In the final tally, Baldridge came out on top with 3,452 votes followed closely by Scioto County native Gina Collinsworth with 2,737 votes.
Baldridge says he’s ready to begin campaigning for the upcoming general election in November. He will go up against the Democratic primary winner, Adrienne D. Buckler.
“Our strategy going forward won’t change that much, it’s still a grassroots campaign as far as our willingness to get out there and talk to the people in the 90th district about what’s going on and what they need,” he says. “The difference is we’ve already done the groundwork as far as our name recognition.”
While the 2018 primary was most notable for its nastiness and attack ads produced by untraceable Super PAC “dark money”, Baldridge says he’s hopeful the general election will set a different tone.
“This primary was a little different than anyone expected,” he says. “I’m looking forward to the race and talking about the issues and what each of us brings to the race – at least that’s my hope.”
Hart Wallingford, Chairman of the Adams County Republican party said Baldridge is “the kind of people we need in Columbus.”

Adams County Assistant Prosecutor Kris Blanton fell short in his bid for a seat on the Fourth District Court of Appeals in Tuesday’s primary.

“Brian was clearly the most qualified candidate for the job, and I think he’ll transition easily from County Commissioner to State Representative,” he said, “He’ll be able to go to work the first day accomplishing things for the entire 90th district.”
In the race for Judge of Court of Appeals 4th District, Adams County Assistant Prosecutor Kris Blanton was defeated by Jason P. Smith who won nearly 54 percent of the vote.
Locally, voters in Scott Township said yes to a Cemetery Renewal Levy (213-98), West Union residents voted down a Fire Deparment Levy (220-136), and voters in Brush Creek Township said no to alcohol sales.
Voters across Ohio overwhelmingly approved Issue 1 which calls for a constitutional amendment that will change the way the state draws congressional districts. Issue 1 had support from both Democrats and Republicans and faced virtually no organized opposition.
In other Ohio races: Mike DeWine, with 59.8 percent of votes, will be the Republican candidate for Governor on the November ballot. He’ll face Democrat Richard Cordray, who won the support of 62.3 percent of Democrats; Democrat Steve Dettelbach and Republican Dave Yost will vie for the Attorney General position; for Auditor of the State Democrat Zach Space will go up against Republican Kieth Faber; Democrat Kathleen Clyde will go up against Republican Frank LaRose for the Secretary of State post; and Democrat Rob Richardson and Republican Robert Sprague will compete for the Ohio Treasurer’s seat.

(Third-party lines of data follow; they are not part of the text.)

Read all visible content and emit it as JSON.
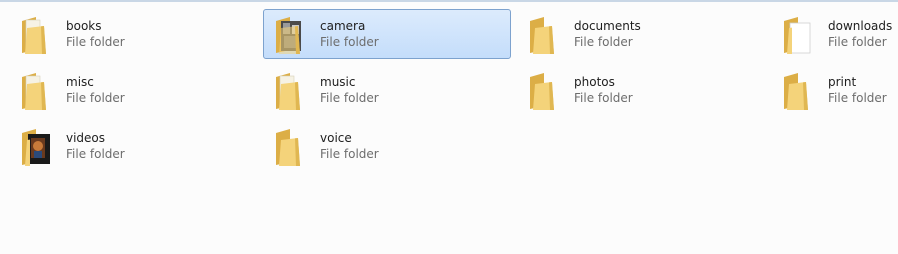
{
  "folders": [
    {
      "name": "books",
      "type": "File folder",
      "icon": "folder-icon",
      "selected": false
    },
    {
      "name": "camera",
      "type": "File folder",
      "icon": "folder-camera-icon",
      "selected": true
    },
    {
      "name": "documents",
      "type": "File folder",
      "icon": "folder-icon",
      "selected": false
    },
    {
      "name": "downloads",
      "type": "File folder",
      "icon": "folder-document-icon",
      "selected": false
    },
    {
      "name": "misc",
      "type": "File folder",
      "icon": "folder-icon",
      "selected": false
    },
    {
      "name": "music",
      "type": "File folder",
      "icon": "folder-icon",
      "selected": false
    },
    {
      "name": "photos",
      "type": "File folder",
      "icon": "folder-icon",
      "selected": false
    },
    {
      "name": "print",
      "type": "File folder",
      "icon": "folder-icon",
      "selected": false
    },
    {
      "name": "videos",
      "type": "File folder",
      "icon": "folder-video-icon",
      "selected": false
    },
    {
      "name": "voice",
      "type": "File folder",
      "icon": "folder-icon",
      "selected": false
    }
  ],
  "colors": {
    "selection_fill": "#c4ddfb",
    "selection_border": "#7da2ce",
    "folder_body": "#f2cf6e",
    "folder_back": "#e2b64c"
  }
}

In national races, Republican Jim Renacci will go up against incumbent Democratic Senator Sherrod Brown in the November general election, and incumbent Republican Congressman Brad Wenstrup will face off against Democrat, Jill Schiller.
In Republican judicial races the winners were: Craig Baldwin for Justice of the Supreme Court; Mary DeGenaro for Justice of the Supreme Court; Jason P. Smith Judge of Court of Appeals 4th District; and Mike Hess for Judge of the Court of Appeals 4th District.
In Democratic judicial races the winners were: Michael P. Donnelly for Justice of the Supreme Court; Melody J. Stewart for Justice of the Supreme Court; Marie Hoover for Judge of the Court of Appeals 4th District; and Valarie K. Gerlach for Judge of the Court of Appeals.
Republicans chose Greg Simpson and Kay Reynolds to serve on the State Central Committee, while Democrats chose Timothy S. Hogan Jr. and Melanie J. Ogg.
The general election will be held on Tuesday, Nov. 6.